Golden State Warriors forward Draymond Green is having quite the breakout year, garnering his first All-Star selection, leading the league in triple-doubles with 10, and playing a pivotal role in Golden State’s historical season. He’s even in the race for the MVP award.
There’s also been a lot of praised heaped on Green regarding the way he plays. Analysts label him ‘Uniquely versatile’, that he’s ‘defining a new position’ and that he’s ‘creating a new way to play the forward position.’ But is all this praise warranted, or is it all just hyperbole?
When thinking of unique forwards, a few names spring to mind. Players such as Boris Diaw, Shawn Marion, and Lamar Odom were a precursor to what is now known as the ‘Stretch 4’: A forward (Usually a Power Forward) who can spot up around the three-point line and stretch out the defense.
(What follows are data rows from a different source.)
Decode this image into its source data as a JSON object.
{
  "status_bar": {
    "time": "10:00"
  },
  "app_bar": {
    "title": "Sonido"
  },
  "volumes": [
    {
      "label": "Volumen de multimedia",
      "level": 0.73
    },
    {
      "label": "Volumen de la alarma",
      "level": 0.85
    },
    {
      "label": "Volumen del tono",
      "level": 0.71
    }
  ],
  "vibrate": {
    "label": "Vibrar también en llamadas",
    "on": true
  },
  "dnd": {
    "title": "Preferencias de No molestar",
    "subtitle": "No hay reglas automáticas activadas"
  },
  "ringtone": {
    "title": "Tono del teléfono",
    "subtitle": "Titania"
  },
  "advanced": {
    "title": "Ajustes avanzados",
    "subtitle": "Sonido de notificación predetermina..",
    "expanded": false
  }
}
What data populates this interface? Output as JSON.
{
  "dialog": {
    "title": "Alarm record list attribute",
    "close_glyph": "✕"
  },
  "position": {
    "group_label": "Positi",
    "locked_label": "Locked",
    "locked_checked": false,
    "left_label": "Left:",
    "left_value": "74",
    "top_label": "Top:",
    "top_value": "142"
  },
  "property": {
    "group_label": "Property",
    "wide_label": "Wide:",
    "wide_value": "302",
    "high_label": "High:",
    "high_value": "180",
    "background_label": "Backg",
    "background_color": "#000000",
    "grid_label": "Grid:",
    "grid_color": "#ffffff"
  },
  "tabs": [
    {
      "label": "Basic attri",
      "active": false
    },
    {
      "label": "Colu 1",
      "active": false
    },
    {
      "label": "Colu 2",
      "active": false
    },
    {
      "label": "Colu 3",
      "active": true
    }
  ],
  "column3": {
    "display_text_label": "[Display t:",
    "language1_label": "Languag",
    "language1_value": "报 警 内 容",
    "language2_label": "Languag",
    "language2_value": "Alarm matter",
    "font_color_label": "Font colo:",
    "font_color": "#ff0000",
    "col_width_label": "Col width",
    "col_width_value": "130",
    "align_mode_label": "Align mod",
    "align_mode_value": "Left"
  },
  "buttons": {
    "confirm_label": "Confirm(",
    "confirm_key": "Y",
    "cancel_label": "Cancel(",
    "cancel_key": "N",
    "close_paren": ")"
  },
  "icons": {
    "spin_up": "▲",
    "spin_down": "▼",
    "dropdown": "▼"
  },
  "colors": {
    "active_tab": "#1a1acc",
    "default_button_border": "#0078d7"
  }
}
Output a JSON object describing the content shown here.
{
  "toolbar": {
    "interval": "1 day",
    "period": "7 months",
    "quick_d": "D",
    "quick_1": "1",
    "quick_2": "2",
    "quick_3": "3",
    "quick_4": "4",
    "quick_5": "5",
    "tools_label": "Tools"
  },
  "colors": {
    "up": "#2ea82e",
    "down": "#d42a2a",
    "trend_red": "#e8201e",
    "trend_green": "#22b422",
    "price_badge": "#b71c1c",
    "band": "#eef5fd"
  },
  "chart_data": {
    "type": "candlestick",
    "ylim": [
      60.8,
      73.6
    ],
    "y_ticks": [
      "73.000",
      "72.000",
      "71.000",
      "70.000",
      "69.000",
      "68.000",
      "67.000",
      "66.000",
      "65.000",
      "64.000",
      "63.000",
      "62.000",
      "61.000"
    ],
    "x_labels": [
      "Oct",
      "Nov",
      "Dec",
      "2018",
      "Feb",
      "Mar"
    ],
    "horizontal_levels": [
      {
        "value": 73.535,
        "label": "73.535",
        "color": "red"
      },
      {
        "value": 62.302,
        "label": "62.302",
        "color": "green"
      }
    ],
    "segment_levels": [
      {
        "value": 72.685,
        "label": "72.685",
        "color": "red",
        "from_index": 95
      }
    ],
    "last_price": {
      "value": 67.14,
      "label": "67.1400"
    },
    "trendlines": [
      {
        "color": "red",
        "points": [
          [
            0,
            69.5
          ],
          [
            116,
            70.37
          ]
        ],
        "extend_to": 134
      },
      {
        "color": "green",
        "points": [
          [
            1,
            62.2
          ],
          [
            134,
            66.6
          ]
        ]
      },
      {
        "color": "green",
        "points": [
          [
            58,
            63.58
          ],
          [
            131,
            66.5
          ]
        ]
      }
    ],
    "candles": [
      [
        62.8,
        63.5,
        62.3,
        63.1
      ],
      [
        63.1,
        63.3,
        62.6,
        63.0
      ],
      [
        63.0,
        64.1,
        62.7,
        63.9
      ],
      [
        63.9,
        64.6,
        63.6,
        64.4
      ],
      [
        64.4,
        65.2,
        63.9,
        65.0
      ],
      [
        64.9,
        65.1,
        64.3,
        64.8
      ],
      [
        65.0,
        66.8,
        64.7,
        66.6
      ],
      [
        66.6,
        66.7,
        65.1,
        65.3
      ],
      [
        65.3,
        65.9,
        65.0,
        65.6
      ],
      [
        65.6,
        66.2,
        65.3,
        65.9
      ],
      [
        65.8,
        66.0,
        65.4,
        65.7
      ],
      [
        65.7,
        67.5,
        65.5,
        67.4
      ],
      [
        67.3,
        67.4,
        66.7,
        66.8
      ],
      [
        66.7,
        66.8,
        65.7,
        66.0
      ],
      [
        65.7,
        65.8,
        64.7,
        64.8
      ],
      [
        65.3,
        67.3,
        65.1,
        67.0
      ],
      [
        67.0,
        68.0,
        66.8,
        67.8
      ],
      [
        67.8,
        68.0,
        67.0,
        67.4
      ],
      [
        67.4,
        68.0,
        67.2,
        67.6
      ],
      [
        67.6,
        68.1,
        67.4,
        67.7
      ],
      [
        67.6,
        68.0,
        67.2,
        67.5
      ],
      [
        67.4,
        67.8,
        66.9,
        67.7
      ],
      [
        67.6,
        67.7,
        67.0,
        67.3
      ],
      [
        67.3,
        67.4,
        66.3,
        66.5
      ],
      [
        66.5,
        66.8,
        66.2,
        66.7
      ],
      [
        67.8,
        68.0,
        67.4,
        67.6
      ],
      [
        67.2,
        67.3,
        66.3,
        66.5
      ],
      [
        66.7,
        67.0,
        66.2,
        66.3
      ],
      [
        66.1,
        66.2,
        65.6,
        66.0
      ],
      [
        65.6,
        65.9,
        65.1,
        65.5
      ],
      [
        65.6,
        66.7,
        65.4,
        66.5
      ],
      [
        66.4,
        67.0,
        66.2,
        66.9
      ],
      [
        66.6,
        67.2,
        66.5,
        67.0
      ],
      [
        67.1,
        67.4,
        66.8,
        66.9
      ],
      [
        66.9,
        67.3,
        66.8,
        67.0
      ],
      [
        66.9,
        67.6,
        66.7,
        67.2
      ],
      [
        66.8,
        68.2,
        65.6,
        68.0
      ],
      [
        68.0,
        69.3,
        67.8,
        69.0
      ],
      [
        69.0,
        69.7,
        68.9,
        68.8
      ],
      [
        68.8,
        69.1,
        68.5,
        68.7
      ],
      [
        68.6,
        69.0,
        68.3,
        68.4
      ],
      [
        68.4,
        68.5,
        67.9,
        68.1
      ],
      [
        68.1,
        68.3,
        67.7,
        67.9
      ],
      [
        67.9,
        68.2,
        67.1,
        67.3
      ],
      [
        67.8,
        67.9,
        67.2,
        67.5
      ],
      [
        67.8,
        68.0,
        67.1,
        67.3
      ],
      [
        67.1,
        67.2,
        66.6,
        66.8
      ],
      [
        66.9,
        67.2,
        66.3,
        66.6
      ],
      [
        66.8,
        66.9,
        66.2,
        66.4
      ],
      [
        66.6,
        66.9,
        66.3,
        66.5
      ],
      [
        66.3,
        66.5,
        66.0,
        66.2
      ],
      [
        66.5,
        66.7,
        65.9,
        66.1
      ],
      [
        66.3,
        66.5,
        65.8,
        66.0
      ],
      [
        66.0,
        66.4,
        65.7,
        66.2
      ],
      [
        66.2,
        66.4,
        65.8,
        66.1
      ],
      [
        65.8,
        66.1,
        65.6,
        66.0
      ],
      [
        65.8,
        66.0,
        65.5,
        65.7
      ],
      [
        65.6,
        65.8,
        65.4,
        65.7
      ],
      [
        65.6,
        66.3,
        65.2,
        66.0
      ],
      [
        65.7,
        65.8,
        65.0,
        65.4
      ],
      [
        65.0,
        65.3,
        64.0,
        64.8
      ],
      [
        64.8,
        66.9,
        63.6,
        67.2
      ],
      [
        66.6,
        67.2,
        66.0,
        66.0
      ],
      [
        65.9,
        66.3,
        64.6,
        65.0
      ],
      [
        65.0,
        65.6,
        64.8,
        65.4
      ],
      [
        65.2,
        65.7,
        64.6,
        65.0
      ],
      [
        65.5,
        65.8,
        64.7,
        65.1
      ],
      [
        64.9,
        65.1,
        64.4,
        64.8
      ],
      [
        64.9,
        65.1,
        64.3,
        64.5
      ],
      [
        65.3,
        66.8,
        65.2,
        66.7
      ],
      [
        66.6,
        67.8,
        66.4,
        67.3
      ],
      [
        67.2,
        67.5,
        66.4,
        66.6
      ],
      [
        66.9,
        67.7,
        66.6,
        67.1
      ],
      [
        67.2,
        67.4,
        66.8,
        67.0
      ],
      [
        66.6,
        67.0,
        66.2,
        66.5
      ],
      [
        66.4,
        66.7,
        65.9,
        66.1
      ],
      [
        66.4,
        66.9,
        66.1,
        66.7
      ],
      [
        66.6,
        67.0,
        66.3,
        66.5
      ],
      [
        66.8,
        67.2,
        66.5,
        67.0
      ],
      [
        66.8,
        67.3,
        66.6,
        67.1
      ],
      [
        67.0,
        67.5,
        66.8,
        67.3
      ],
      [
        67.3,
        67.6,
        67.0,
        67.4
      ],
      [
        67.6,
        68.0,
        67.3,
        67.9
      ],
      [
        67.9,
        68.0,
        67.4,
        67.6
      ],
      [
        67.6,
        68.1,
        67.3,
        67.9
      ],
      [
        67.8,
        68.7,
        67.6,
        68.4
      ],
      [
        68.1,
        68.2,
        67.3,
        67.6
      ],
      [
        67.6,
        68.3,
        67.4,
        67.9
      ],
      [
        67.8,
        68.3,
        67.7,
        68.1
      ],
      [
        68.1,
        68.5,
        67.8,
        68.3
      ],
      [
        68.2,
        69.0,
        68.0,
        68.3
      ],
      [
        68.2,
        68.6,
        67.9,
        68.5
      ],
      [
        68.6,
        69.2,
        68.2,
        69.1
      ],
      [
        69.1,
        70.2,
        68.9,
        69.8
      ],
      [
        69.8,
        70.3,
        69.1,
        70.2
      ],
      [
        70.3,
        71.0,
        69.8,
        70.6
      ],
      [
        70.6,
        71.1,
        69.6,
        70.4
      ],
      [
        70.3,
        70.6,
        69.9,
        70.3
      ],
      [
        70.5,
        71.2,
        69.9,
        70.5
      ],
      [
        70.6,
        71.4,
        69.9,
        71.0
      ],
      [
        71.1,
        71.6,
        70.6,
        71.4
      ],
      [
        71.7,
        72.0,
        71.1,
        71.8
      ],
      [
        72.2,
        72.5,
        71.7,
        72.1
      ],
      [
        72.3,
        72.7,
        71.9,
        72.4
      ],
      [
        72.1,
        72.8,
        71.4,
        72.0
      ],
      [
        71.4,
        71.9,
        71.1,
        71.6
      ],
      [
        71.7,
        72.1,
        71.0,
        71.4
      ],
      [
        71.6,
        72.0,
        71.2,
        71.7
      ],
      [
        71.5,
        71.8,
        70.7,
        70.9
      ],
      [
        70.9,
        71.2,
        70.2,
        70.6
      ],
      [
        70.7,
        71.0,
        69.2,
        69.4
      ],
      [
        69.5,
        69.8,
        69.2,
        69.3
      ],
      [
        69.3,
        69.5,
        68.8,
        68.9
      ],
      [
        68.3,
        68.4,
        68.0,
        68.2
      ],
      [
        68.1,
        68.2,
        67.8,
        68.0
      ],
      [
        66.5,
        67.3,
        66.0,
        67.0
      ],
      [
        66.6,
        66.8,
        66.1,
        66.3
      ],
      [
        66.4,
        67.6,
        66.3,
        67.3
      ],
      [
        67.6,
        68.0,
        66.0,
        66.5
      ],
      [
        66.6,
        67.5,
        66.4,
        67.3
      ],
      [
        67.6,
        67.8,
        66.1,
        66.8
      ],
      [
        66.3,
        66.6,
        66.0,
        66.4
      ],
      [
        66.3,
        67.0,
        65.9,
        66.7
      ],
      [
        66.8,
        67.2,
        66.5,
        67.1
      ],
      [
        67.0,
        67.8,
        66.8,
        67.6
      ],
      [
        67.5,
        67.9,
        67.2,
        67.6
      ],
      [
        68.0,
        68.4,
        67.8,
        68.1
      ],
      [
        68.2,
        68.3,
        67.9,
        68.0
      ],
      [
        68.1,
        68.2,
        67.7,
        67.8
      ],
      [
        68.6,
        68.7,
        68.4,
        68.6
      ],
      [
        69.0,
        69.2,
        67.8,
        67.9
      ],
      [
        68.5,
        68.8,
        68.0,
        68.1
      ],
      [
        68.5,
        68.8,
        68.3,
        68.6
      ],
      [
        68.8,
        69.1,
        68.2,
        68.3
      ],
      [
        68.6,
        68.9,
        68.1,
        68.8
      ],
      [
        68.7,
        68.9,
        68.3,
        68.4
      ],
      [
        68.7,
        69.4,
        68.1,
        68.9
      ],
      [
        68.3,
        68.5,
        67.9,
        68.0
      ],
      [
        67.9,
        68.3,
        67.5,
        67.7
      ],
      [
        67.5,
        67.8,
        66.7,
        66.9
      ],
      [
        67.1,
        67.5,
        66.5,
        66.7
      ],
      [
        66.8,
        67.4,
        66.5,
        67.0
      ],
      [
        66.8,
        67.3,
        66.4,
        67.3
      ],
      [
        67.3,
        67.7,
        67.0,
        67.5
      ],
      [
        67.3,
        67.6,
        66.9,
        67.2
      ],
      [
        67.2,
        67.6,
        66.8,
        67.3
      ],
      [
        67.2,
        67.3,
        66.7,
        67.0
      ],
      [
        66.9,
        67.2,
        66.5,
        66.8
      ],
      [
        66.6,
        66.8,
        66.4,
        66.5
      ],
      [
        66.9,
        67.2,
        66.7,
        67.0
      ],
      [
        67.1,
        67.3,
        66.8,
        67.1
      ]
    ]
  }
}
These men paved the way for players such as Green to flourish in the league today.
But just how good is Draymond Green compared to other versatile wings of the NBA’s past? Let’s find out.
For this, we’ll compare each of Green’s, Odom’s, and Diaw’s best seasons.
Firstly, let’s look at Green’s 2015-16 campaign so far. Through 51 games, Green is averaging 14.2 points, 9.6 rebounds, 7.3 assists, 1.3 blocks and 1.3 steals per game in 34 minutes. He’s shooting 48% from the field and 42% from deep, which is respectable. His Player Efficiency Rating (PER), which measures per-minute production while on the court, is 19.8, which is 45th in NBA, but still above average. Green ranks 9th in Win Shares in the entire league, with 7.5, which is nothing to laugh at.
What is interesting to note is that Draymond Green actually averages 0.8 more assists per game than his team’s Point Guard, Stephen Curry, and is actually 7th in the NBA for assists per game, which is a testament to how well Green can run an offense as a forward.
Head Coach Steve Kerr has some influence on this, as he prefers Curry playing off-ball and making cuts to get open for three while Green plays a ‘Point Forward’ role. Green is also 2nd among forwards and 17th in the entire league in Assist/Turnover ratio with 2.48, which measures how many assists a player gets for every turnover they have. This shows us that Green has a variety of ways to impact a game, is a solid and reliable third option on a championship team, and gives us a good base for comparison.
Lamar Odom has had some stellar seasons for several NBA franchises, including his 2010-11 season where he won Sixth Man of the Year honors coming off the bench for the Los Angeles Lakers. But in my opinion, Odom’s best season was in 2005-06, his second season with the Lakers.
Through 80 games, Odom averaged 15 points, 9 rebounds, 5.5 assists, 1 block and 1 steal a game, playing a whopping 40 minutes a game at the Power Forward position. He shot 48% from the field, and 37% from three-point land, less efficient compared to Green. He had a PER of 17 on the season, and contributed 9.2 to the Win Shares column. From this, we can determine that A) Odom was less efficient per-minute than Green and B) that Odom contributed more wins to his Lakers squad.
The final piece to this puzzle is the Frenchman, Boris Diaw. Many of you will know that he currently comes off the bench for the San Antonio Spurs, but few of you may remember his time starting for the Phoenix Suns in 2005-06 while Amare Stoudemire was out with a knee injury. Diaw thrived in the 7 seconds or less offense run by Steve Nash and Mike D’Antoni.
Diaw was pivotal in running the offense through the post, and would execute many pick and fades with Steve Nash. During this season, Diaw played in 81 games, and averaged 13 points, 7 rebounds, 6 assists, 0.7 steals and 1 block a game, all the while playing 35 minutes a game. He was very efficient, shooting 53% on the season, but only 26% from deep. He had a Player Efficiency Rating of 17.3, almost equal with Odom’s, and had 8.9 Win Shares, ranking him just behind Lamar Odom.
So, is Draymond Green truly a unique player and redefining the forward position? To be honest, no, he isn’t. As you can see above, players have come before him and done what he is doing this season, even better in some aspects. Don’t get me wrong, Draymond is a very versatile player and is a nightmare matchup for most teams with his unique skillset, but all the hype surrounding how he is a one-of-a-kind player is a flat-out lie.
Draymond Green is an extremely good player, but so were the likes of Lamar Odom and Boris Diaw. Don’t buy into the hyperbole.
But, the Warriors are playing amazing this season and they can break the Bulls 95/96 record, so Draymond Green's impact on the game is better than Lamar Odom or Boris Diaw were had in the past.
By Bradster, Contributor.